The prologue of Know Fear, co-written by Adam Ambrosio, is a confusing mess. It’s a baffling thing to follow, not because the audience has no frame of reference to who these characters are or what they are doing. No, it is because co-writer and director Jamison M. LoCascio fails to establish where these people are in relation to each other. It is one quick edit and extreme close-up after another, assaulting audiences with nonsensical images that immediately puts them off the film. This means the first two minutes create an uphill battle the rest of the film must fight. Does it win out, or is the prologue a harbinger of awfulness lying ahead?
Donald (David Alan Basche) and Wendy (Amy Carlson) are moving into a new house for a fresh start after his brother died. The home is closer (it is implied to be at least) to their niece, Jami (Mallory Bechtel), and nephew, Charlie (Jack DiFalco), so the married couple can be around for them during their time of grief. Of course, this is the house from the prologue, and it is not long into unpacking that Wendy discovers a withered, leather-bound book.
Hosting a YouTube supernatural show, Jami reads from the book… always a bad idea. This unleashes a demonic entity who wants to kill everyone in the house, including Wendy’s TA Nancy (Meeya Davis). In her studies, Jami knows what some of the symbols in the book mean and concocts a plan to find the demon’s name, which, when said out loud, will banish the monster back from whence it came.
“…unleashes a demonic entity who wants to kill everyone in the house…”
Despite the prologue giving audiences a bitter taste in their mouths from the jump, Know Fear winds up working overall. While the story holds few, if any, surprises, the characters are all well-drawn. Wendy’s previous battles with mental health are alluded to but never explicitly spelled out. This shows the faith the filmmakers have in audiences to piece things together while adding to the tension and dread. A superb early scene sees Donald give Charlie his dad’s old leather jacket. In that brief exchange, Donald’s love for his extended family and Charlie’s sadness over his loss yet happiness over such a souvenir of his father’s are truly felt and understood.
When Nancy and Charlie meet, the sparks are instant without ever spilling over into saccharine territory. The writers’ devotion to making each person as realistic as possible pays off, as anyone watching wants everybody to escape unscathed. LoCascio also brings the scares, as a sequence wherein the demon drags Jami and Charlie into separate rooms will leave viewers on the edge of their seats. It’s a creepy, thrilling affair with a lot of style.
But really, it is the entire cast that does the heavy lifting. Each role is ideally suited to the actor portraying them, and they mine a great deal of depth out of their respective parts. Nancy discovers a horrible secret about the demon, and her shock and dismay are palpable. Carlson’s confusion over how her character winds up in certain rooms is authentic and makes one sympathize with her instantly.
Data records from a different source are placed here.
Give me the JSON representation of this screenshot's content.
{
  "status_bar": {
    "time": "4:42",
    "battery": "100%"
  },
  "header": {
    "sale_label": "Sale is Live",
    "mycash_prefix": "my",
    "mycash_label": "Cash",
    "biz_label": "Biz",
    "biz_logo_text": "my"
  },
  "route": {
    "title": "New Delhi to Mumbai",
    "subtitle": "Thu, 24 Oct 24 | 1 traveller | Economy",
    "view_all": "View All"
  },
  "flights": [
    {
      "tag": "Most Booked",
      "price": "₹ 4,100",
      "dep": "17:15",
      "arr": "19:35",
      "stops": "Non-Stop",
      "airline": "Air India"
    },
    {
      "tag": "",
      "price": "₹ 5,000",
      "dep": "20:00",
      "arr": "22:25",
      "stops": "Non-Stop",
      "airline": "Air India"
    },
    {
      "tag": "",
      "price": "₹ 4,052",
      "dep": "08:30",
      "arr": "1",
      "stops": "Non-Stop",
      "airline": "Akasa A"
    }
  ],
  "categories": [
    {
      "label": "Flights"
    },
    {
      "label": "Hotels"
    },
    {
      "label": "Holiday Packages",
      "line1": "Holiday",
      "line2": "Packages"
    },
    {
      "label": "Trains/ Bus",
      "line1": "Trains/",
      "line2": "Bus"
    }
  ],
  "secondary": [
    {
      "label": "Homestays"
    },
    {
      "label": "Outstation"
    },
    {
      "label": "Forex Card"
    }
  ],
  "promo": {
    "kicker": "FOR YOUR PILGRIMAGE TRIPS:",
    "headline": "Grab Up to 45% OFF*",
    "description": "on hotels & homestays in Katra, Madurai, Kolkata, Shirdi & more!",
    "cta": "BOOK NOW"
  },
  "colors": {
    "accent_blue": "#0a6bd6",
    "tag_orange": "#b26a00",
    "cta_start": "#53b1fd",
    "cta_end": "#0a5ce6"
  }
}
Everyone delivers in a big way so that even when the narrative isn’t as enthralling as it should be, the characters keep the audience riveted and engaged throughout.
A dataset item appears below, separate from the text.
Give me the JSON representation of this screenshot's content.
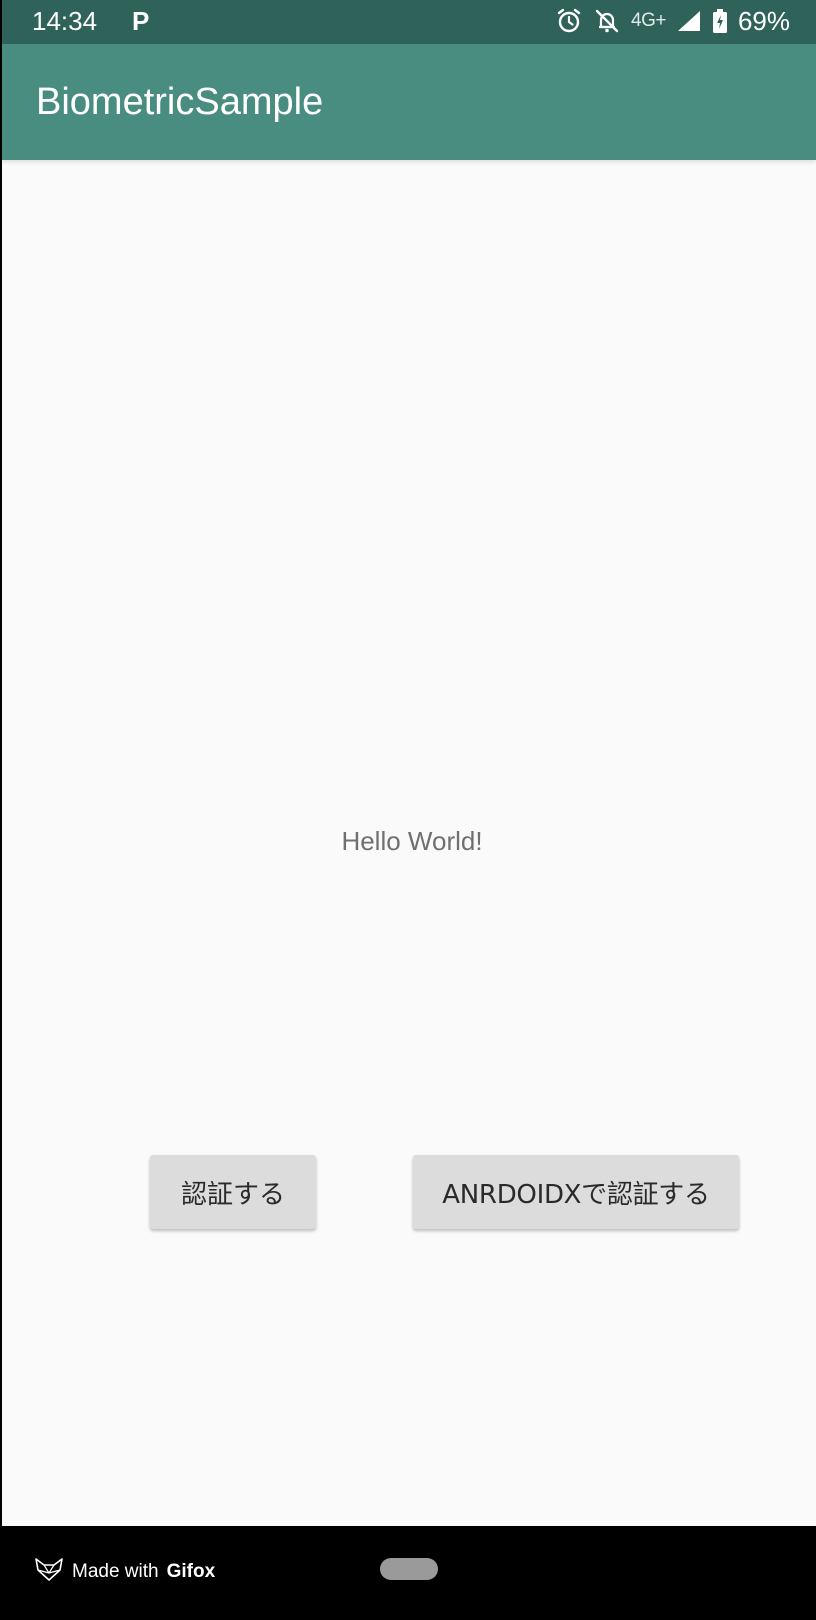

Know Fear starts off rough with a confusing prologue, and the plot is fairly predictable, though the ending lands perfectly. But the characters are all three-dimensional and likable, the direction keeps the atmosphere and tension high, and the cast shines in every scene. While flawed, horror fans will find a lot to appreciate here.
"…a creepy, thrilling affair..."